*WHAT NEEDS TO BE DONE:*
Present each line of the entries below that holds the word "name".

*THE DATA:*

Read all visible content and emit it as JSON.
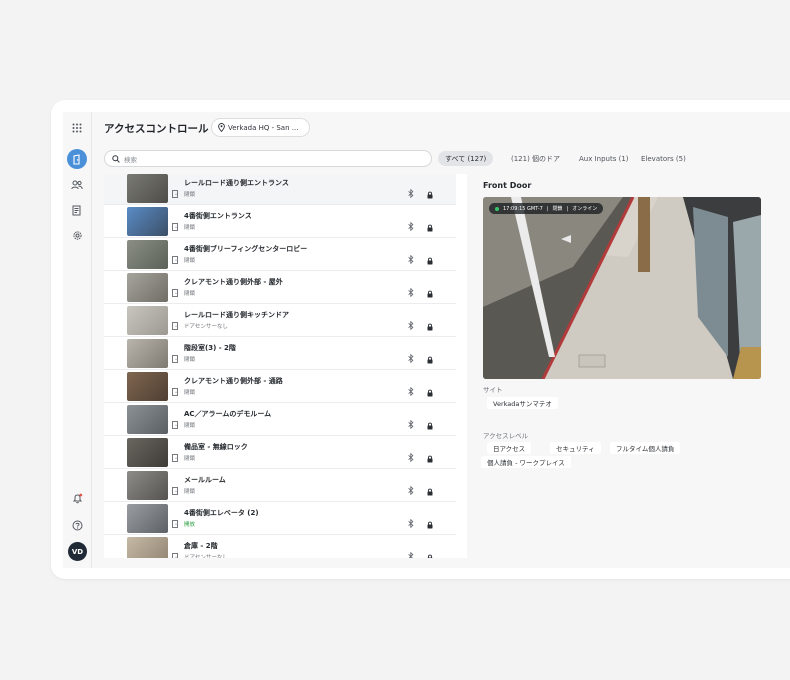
{
  "app": {
    "title": "アクセスコントロール",
    "site_selector": "Verkada HQ - San ..."
  },
  "rail": {
    "icons": [
      "grid-icon",
      "door-icon",
      "users-icon",
      "report-icon",
      "settings-icon",
      "bell-icon",
      "help-icon"
    ],
    "avatar_initials": "VD"
  },
  "search": {
    "placeholder": "検索"
  },
  "filters": [
    {
      "label": "すべて (127)",
      "active": true
    },
    {
      "label": "(121) 個のドア",
      "active": false
    },
    {
      "label": "Aux Inputs (1)",
      "active": false
    },
    {
      "label": "Elevators (5)",
      "active": false
    }
  ],
  "doors": [
    {
      "name": "レールロード通り側エントランス",
      "status": "閉鎖",
      "status_color": "#6d7177"
    },
    {
      "name": "4番街側エントランス",
      "status": "閉鎖",
      "status_color": "#6d7177"
    },
    {
      "name": "4番街側ブリーフィングセンターロビー",
      "status": "閉鎖",
      "status_color": "#6d7177"
    },
    {
      "name": "クレアモント通り側外部 - 屋外",
      "status": "閉鎖",
      "status_color": "#6d7177"
    },
    {
      "name": "レールロード通り側キッチンドア",
      "status": "ドアセンサーなし",
      "status_color": "#6d7177"
    },
    {
      "name": "階段室(3) - 2階",
      "status": "閉鎖",
      "status_color": "#6d7177"
    },
    {
      "name": "クレアモント通り側外部 - 通路",
      "status": "閉鎖",
      "status_color": "#6d7177"
    },
    {
      "name": "AC／アラームのデモルーム",
      "status": "閉鎖",
      "status_color": "#6d7177"
    },
    {
      "name": "備品室 - 無線ロック",
      "status": "閉鎖",
      "status_color": "#6d7177"
    },
    {
      "name": "メールルーム",
      "status": "閉鎖",
      "status_color": "#6d7177"
    },
    {
      "name": "4番街側エレベータ (2)",
      "status": "開放",
      "status_color": "#2ea043"
    },
    {
      "name": "倉庫 - 2階",
      "status": "ドアセンサーなし",
      "status_color": "#6d7177"
    }
  ],
  "detail": {
    "title": "Front Door",
    "video_badge": {
      "time": "17:09:15 GMT-7",
      "door_state": "閉鎖",
      "online": "オンライン"
    },
    "site_label": "サイト",
    "site_value": "Verkadaサンマテオ",
    "access_label": "アクセスレベル",
    "access_levels": [
      "日アクセス",
      "セキュリティ",
      "フルタイム個人請負",
      "個人請負 - ワークプレイス"
    ]
  },
  "colors": {
    "accent": "#4a90d9",
    "online_dot": "#39c46a"
  }
}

*RESPONSE TO THIS EXERCISE:*
      "name": "レールロード通り側エントランス",
      "name": "4番街側エントランス",
      "name": "4番街側ブリーフィングセンターロビー",
      "name": "クレアモント通り側外部 - 屋外",
      "name": "レールロード通り側キッチンドア",
      "name": "階段室(3) - 2階",
      "name": "クレアモント通り側外部 - 通路",
      "name": "AC／アラームのデモルーム",
      "name": "備品室 - 無線ロック",
      "name": "メールルーム",
      "name": "4番街側エレベータ (2)",
      "name": "倉庫 - 2階",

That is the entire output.